## Work task
Return every line of the entries that includes the word "size".

## Records to use
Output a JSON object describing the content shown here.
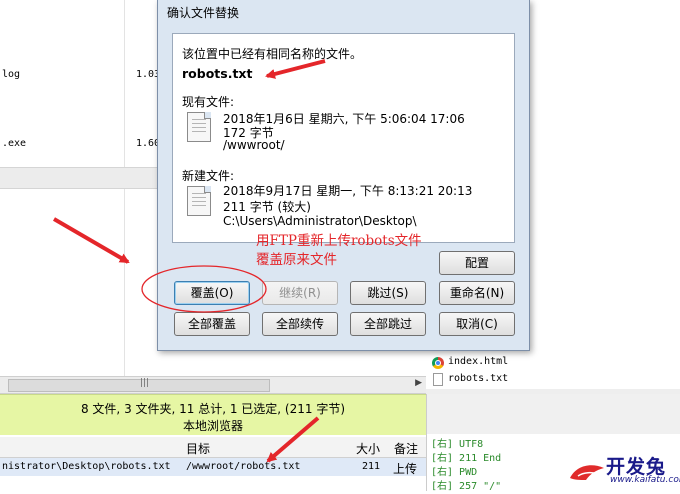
{
  "dialog": {
    "title": "确认文件替换",
    "message": "该位置中已经有相同名称的文件。",
    "filename": "robots.txt",
    "existing": {
      "heading": "现有文件:",
      "date": "2018年1月6日 星期六, 下午 5:06:04 17:06",
      "size": "172 字节",
      "path": "/wwwroot/"
    },
    "new_file": {
      "heading": "新建文件:",
      "date": "2018年9月17日 星期一, 下午 8:13:21 20:13",
      "size": "211 字节 (较大)",
      "path": "C:\\Users\\Administrator\\Desktop\\"
    },
    "buttons": {
      "configure": "配置",
      "overwrite": "覆盖(O)",
      "continue": "继续(R)",
      "skip": "跳过(S)",
      "rename": "重命名(N)",
      "overwrite_all": "全部覆盖",
      "continue_all": "全部续传",
      "skip_all": "全部跳过",
      "cancel": "取消(C)"
    }
  },
  "annotation": {
    "line1": "用FTP重新上传robots文件",
    "line2": "覆盖原来文件"
  },
  "background": {
    "left_files": [
      {
        "name": "log",
        "size": "1.03"
      },
      {
        "name": ".exe",
        "size": "1.60"
      }
    ],
    "status_line": "8 文件, 3 文件夹, 11 总计, 1 已选定, (211 字节)",
    "status_label": "本地浏览器",
    "right_files": [
      "index.html",
      "robots.txt"
    ],
    "queue_columns": {
      "target": "目标",
      "size": "大小",
      "note": "备注"
    },
    "queue_row": {
      "source": "nistrator\\Desktop\\robots.txt",
      "target": "/wwwroot/robots.txt",
      "size": "211",
      "note": "上传到"
    },
    "log_lines": [
      "[右] UTF8",
      "[右] 211 End",
      "[右] PWD",
      "[右] 257 \"/\""
    ]
  },
  "logo": {
    "brand": "开发兔",
    "site": "www.kaifatu.com"
  },
  "colors": {
    "status_bar": "#e6f6a4",
    "annotation_red": "#e4262a",
    "dialog_frame": "#dbe6f2"
  }
}
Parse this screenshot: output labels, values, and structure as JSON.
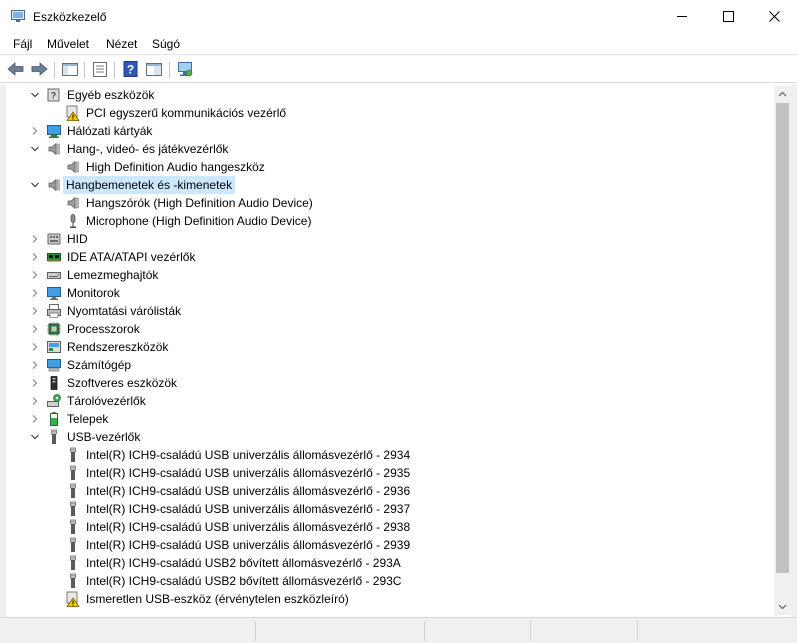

## Task output
      "size": "172 字节",
      "size": "211 字节 (较大)",
        "size": "1.03"
        "size": "1.60"
      "size": "大小",
      "size": "211",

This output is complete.